» **Task data**
========================================
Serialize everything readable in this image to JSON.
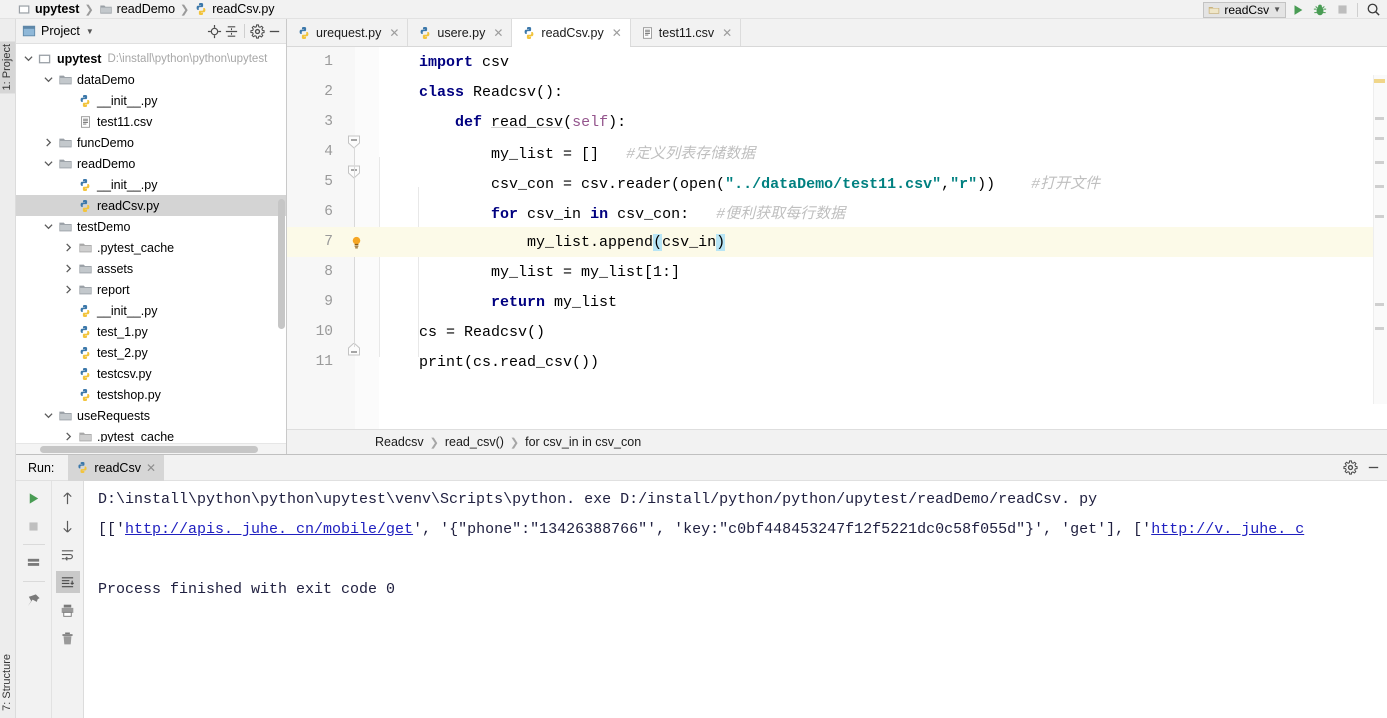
{
  "titlebar": {
    "breadcrumbs": [
      {
        "label": "upytest",
        "icon": "module-icon",
        "bold": true
      },
      {
        "label": "readDemo",
        "icon": "folder-icon",
        "bold": false
      },
      {
        "label": "readCsv.py",
        "icon": "python-file-icon",
        "bold": false
      }
    ],
    "run_config": "readCsv",
    "icons": [
      "run-icon",
      "debug-icon",
      "stop-icon",
      "search-icon"
    ]
  },
  "left_strips": {
    "project_label": "1: Project",
    "structure_label": "7: Structure"
  },
  "project_panel": {
    "title": "Project",
    "header_icons": [
      "target-icon",
      "collapse-all-icon",
      "gear-icon",
      "hide-icon"
    ],
    "tree": [
      {
        "depth": 0,
        "arrow": "down",
        "icon": "module-icon",
        "label": "upytest",
        "bold": true,
        "path": "D:\\install\\python\\python\\upytest",
        "selected": false
      },
      {
        "depth": 1,
        "arrow": "down",
        "icon": "folder-icon",
        "label": "dataDemo",
        "bold": false,
        "path": "",
        "selected": false
      },
      {
        "depth": 2,
        "arrow": "none",
        "icon": "python-file-icon",
        "label": "__init__.py",
        "bold": false,
        "path": "",
        "selected": false
      },
      {
        "depth": 2,
        "arrow": "none",
        "icon": "csv-file-icon",
        "label": "test11.csv",
        "bold": false,
        "path": "",
        "selected": false
      },
      {
        "depth": 1,
        "arrow": "right",
        "icon": "folder-icon",
        "label": "funcDemo",
        "bold": false,
        "path": "",
        "selected": false
      },
      {
        "depth": 1,
        "arrow": "down",
        "icon": "folder-icon",
        "label": "readDemo",
        "bold": false,
        "path": "",
        "selected": false
      },
      {
        "depth": 2,
        "arrow": "none",
        "icon": "python-file-icon",
        "label": "__init__.py",
        "bold": false,
        "path": "",
        "selected": false
      },
      {
        "depth": 2,
        "arrow": "none",
        "icon": "python-file-icon",
        "label": "readCsv.py",
        "bold": false,
        "path": "",
        "selected": true
      },
      {
        "depth": 1,
        "arrow": "down",
        "icon": "folder-icon",
        "label": "testDemo",
        "bold": false,
        "path": "",
        "selected": false
      },
      {
        "depth": 2,
        "arrow": "right",
        "icon": "folder-plain-icon",
        "label": ".pytest_cache",
        "bold": false,
        "path": "",
        "selected": false
      },
      {
        "depth": 2,
        "arrow": "right",
        "icon": "folder-icon",
        "label": "assets",
        "bold": false,
        "path": "",
        "selected": false
      },
      {
        "depth": 2,
        "arrow": "right",
        "icon": "folder-icon",
        "label": "report",
        "bold": false,
        "path": "",
        "selected": false
      },
      {
        "depth": 2,
        "arrow": "none",
        "icon": "python-file-icon",
        "label": "__init__.py",
        "bold": false,
        "path": "",
        "selected": false
      },
      {
        "depth": 2,
        "arrow": "none",
        "icon": "python-file-icon",
        "label": "test_1.py",
        "bold": false,
        "path": "",
        "selected": false
      },
      {
        "depth": 2,
        "arrow": "none",
        "icon": "python-file-icon",
        "label": "test_2.py",
        "bold": false,
        "path": "",
        "selected": false
      },
      {
        "depth": 2,
        "arrow": "none",
        "icon": "python-file-icon",
        "label": "testcsv.py",
        "bold": false,
        "path": "",
        "selected": false
      },
      {
        "depth": 2,
        "arrow": "none",
        "icon": "python-file-icon",
        "label": "testshop.py",
        "bold": false,
        "path": "",
        "selected": false
      },
      {
        "depth": 1,
        "arrow": "down",
        "icon": "folder-icon",
        "label": "useRequests",
        "bold": false,
        "path": "",
        "selected": false
      },
      {
        "depth": 2,
        "arrow": "right",
        "icon": "folder-plain-icon",
        "label": ".pytest_cache",
        "bold": false,
        "path": "",
        "selected": false
      }
    ]
  },
  "editor": {
    "tabs": [
      {
        "label": "urequest.py",
        "icon": "python-file-icon",
        "active": false
      },
      {
        "label": "usere.py",
        "icon": "python-file-icon",
        "active": false
      },
      {
        "label": "readCsv.py",
        "icon": "python-file-icon",
        "active": true
      },
      {
        "label": "test11.csv",
        "icon": "csv-file-icon",
        "active": false
      }
    ],
    "lines": [
      {
        "n": "1",
        "text": "import csv"
      },
      {
        "n": "2",
        "text": "class Readcsv():"
      },
      {
        "n": "3",
        "text": "    def read_csv(self):"
      },
      {
        "n": "4",
        "text": "        my_list = []     #定义列表存储数据"
      },
      {
        "n": "5",
        "text": "        csv_con = csv.reader(open(\"../dataDemo/test11.csv\",\"r\"))    #打开文件"
      },
      {
        "n": "6",
        "text": "        for csv_in in csv_con:    #便利获取每行数据"
      },
      {
        "n": "7",
        "text": "            my_list.append(csv_in)"
      },
      {
        "n": "8",
        "text": "        my_list = my_list[1:]"
      },
      {
        "n": "9",
        "text": "        return my_list"
      },
      {
        "n": "10",
        "text": "cs = Readcsv()"
      },
      {
        "n": "11",
        "text": "print(cs.read_csv())"
      }
    ],
    "breadcrumb": [
      "Readcsv",
      "read_csv()",
      "for csv_in in csv_con"
    ]
  },
  "run_panel": {
    "label": "Run:",
    "tab_label": "readCsv",
    "tab_icon": "python-file-icon",
    "header_icons": [
      "gear-icon",
      "hide-icon"
    ],
    "toolbar_left": [
      "run-icon",
      "stop-icon",
      "rerun-icon",
      "pin-icon"
    ],
    "toolbar_right": [
      "up-arrow-icon",
      "down-arrow-icon",
      "soft-wrap-icon",
      "scroll-to-end-icon",
      "print-icon",
      "trash-icon"
    ],
    "console": {
      "line1_cmd": "D:\\install\\python\\python\\upytest\\venv\\Scripts\\python. exe D:/install/python/python/upytest/readDemo/readCsv. py",
      "line2_prefix": "[['",
      "line2_link1": "http://apis. juhe. cn/mobile/get",
      "line2_mid": "', '{\"phone\":\"13426388766\"', 'key:\"c0bf448453247f12f5221dc0c58f055d\"}', 'get'], ['",
      "line2_link2": "http://v. juhe. c",
      "line4": "Process finished with exit code 0"
    }
  }
}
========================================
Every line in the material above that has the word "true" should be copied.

        "bold": true
        "bold": true,
        "selected": true
        "active": true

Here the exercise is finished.